An exchange program between YDS and the Eastern Cluster of Lutheran Seminaries permits students to spend one academic year at either YDS or one of the Lutheran seminaries. For information about this program, please contact the Registrar’s Office (email@example.com). (Note: The term for the ECLS partnership has expired and renewal is pending; YDS will provide more information when it becomes available. -updated 04/25/2017)
YDS offers a limited number of students the opportunity to enroll as nondegree students. Nondegree students are limited to enrollment in YDS courses only, are not eligible for financial aid, and may not enroll in field education placements. The requirements for admission as a nondegree student and the application procedure are the same as those for degree applicants.
Students receive full credit for work completed as nondegree students and may transfer these credits elsewhere, or petition the associate dean of academic affairs to have some or all of the work applied toward a YDS degree program. Applicants should understand that admission as a nondegree student is not an indicator of future admission to degree programs at YDS.
Visiting Fellows Program
Each year the Yale Divinity School appoints as Visiting Fellows a limited number of distinguished professors, ministers, priests, or otherwise qualified professionals. Visiting Fellows should, as a minimum, have a Ph.D. and be an established scholar who has achieved senior status in his or her professional field; hold a position at another institution (university, church, foundation, government agency, company, et al.); have an outside source of salary support of at least $2500/month (plus $725 for spouse and $525/month for each child; personal funds are excluded); and have health insurance coverage. Appointment may be for up to twelve months. (Reappointment requests should be in writing to Dr. Jan Hagens and Timothee Goselin and will require completion of a new application, including an updated CV.)
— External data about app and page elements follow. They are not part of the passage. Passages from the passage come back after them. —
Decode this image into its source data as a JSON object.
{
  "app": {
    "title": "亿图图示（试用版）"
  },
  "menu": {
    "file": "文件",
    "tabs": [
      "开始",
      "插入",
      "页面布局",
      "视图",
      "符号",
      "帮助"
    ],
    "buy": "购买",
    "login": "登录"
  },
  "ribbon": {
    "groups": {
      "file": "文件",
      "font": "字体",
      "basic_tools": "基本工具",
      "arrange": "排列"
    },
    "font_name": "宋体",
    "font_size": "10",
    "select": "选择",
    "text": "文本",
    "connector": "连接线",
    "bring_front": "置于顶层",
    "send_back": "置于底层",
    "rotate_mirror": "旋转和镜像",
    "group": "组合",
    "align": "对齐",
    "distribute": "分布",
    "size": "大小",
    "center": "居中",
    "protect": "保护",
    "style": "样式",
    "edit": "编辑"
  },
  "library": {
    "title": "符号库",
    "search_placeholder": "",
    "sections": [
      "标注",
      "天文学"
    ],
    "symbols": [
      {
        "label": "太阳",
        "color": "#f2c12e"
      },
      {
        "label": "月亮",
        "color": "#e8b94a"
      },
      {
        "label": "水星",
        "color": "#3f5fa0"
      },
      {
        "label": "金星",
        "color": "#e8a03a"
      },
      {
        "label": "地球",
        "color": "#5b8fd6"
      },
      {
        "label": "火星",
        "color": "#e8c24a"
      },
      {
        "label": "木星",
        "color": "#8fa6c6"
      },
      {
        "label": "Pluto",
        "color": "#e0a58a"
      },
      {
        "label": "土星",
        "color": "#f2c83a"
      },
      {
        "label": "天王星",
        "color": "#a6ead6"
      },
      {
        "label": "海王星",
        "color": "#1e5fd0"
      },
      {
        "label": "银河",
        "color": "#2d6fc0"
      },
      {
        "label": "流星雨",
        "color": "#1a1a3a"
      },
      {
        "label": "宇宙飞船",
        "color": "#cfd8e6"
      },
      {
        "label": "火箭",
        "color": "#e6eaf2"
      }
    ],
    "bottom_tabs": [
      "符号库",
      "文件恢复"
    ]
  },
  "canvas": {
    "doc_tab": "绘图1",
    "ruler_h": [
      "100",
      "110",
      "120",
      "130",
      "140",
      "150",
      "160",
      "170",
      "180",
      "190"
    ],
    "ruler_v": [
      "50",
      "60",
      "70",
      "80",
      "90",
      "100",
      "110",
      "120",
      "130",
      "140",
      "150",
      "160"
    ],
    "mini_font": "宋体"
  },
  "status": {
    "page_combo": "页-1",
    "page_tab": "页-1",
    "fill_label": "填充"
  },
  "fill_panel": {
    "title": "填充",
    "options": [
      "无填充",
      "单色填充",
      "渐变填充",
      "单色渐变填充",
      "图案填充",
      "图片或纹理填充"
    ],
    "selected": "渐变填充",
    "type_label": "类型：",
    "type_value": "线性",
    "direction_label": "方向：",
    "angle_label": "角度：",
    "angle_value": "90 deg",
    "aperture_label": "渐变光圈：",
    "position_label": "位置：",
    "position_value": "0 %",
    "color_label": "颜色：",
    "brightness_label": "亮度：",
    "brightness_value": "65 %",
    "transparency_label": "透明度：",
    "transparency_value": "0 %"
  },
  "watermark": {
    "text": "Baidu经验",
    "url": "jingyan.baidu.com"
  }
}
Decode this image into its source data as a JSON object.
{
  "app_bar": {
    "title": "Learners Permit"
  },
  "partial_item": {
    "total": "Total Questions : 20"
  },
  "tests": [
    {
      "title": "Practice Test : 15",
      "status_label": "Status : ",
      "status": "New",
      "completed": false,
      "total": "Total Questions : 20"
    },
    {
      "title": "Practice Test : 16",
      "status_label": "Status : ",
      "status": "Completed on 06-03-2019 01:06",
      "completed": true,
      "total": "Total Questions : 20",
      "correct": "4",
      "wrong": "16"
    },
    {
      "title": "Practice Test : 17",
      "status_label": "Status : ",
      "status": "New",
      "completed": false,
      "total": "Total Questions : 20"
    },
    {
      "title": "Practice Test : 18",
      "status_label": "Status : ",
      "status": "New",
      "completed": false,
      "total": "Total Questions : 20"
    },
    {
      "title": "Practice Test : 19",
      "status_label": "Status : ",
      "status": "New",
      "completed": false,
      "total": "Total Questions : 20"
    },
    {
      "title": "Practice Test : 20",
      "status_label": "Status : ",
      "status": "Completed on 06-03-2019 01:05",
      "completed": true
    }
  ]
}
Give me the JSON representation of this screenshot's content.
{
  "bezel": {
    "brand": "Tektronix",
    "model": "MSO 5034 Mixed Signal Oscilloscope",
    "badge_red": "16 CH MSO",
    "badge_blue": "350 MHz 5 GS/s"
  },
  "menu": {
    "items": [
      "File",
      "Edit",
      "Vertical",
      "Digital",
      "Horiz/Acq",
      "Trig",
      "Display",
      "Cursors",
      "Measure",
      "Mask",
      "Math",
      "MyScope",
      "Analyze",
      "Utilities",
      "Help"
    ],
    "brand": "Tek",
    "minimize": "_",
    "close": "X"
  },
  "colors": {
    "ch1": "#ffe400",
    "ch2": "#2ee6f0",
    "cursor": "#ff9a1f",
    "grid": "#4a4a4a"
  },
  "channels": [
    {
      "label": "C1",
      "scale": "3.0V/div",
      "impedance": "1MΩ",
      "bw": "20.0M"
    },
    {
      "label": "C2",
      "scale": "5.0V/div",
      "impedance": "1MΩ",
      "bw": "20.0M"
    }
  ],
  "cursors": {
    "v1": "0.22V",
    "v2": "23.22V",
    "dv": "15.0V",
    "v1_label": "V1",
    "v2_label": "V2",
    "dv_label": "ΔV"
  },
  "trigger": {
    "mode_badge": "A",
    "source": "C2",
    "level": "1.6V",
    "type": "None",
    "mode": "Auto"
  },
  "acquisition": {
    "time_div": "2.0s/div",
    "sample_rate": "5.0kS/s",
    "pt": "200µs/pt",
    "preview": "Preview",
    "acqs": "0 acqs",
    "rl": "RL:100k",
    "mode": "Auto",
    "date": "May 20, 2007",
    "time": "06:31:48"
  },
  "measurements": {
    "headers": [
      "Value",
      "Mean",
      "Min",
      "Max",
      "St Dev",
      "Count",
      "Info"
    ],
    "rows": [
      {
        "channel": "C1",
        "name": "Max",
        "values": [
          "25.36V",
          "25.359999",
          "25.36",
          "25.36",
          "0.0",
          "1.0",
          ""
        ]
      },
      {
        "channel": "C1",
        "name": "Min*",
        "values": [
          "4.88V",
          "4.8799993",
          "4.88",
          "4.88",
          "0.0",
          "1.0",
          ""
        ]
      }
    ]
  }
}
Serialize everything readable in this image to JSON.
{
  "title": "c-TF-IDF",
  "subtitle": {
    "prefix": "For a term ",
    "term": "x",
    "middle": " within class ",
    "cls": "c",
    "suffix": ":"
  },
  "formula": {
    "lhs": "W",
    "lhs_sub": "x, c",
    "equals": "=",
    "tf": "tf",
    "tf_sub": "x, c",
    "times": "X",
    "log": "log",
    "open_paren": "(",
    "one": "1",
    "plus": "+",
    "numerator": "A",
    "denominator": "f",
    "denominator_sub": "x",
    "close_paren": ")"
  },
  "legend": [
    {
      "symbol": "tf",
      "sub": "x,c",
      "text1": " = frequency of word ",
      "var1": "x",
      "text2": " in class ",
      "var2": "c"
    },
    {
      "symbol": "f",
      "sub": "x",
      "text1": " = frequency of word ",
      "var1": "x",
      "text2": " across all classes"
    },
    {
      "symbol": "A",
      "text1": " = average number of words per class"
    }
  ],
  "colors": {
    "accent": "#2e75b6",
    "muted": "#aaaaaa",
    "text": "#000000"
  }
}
Successful applicants will have clearly articulated research projects that necessitate work with specific YDS Library holdings. They must demonstrate through the application that they have the requisite skills and training to carry out the work. There should not be an expectation that Yale faculty will commit time to the VF’s project, though a working relationship might of course develop. Visiting Fellows have access to the libraries of the University to perform their research work independently, and they may audit classes with the permission of the instructor. They are not candidates for degrees and receive no academic credit. Visiting fellows are not eligible for financial aid from Yale and no stipend is available.
A non-refundable application fee of $50 should be submitted at the time of application. Upon arrival on campus, there will be a registration fee of $750 per six-month period.
U.S. Visiting Fellows – Please allow at least six weeks processing upon receipt of your application materials for approval of your application; counting from the date of initial submission, some applications take six months to reach approved status.
Foreign Visiting Fellows – The Yale Office of International Students and Scholars (OISS) will assist you with acquiring the appropriate U.S. visa; they will send you a DS-2019 needed for the visa application. In addition to the time frame noted above for U.S. citizens, please allow 30 days for OISS to process your DS-2019 for your visa paperwork. Some applications take more than six months to reach approved status, counting from the date of initial submission.
For more information on the Visiting Fellows Program, please contact:
Dr. Jan Hagens
Director, Visiting Fellows Program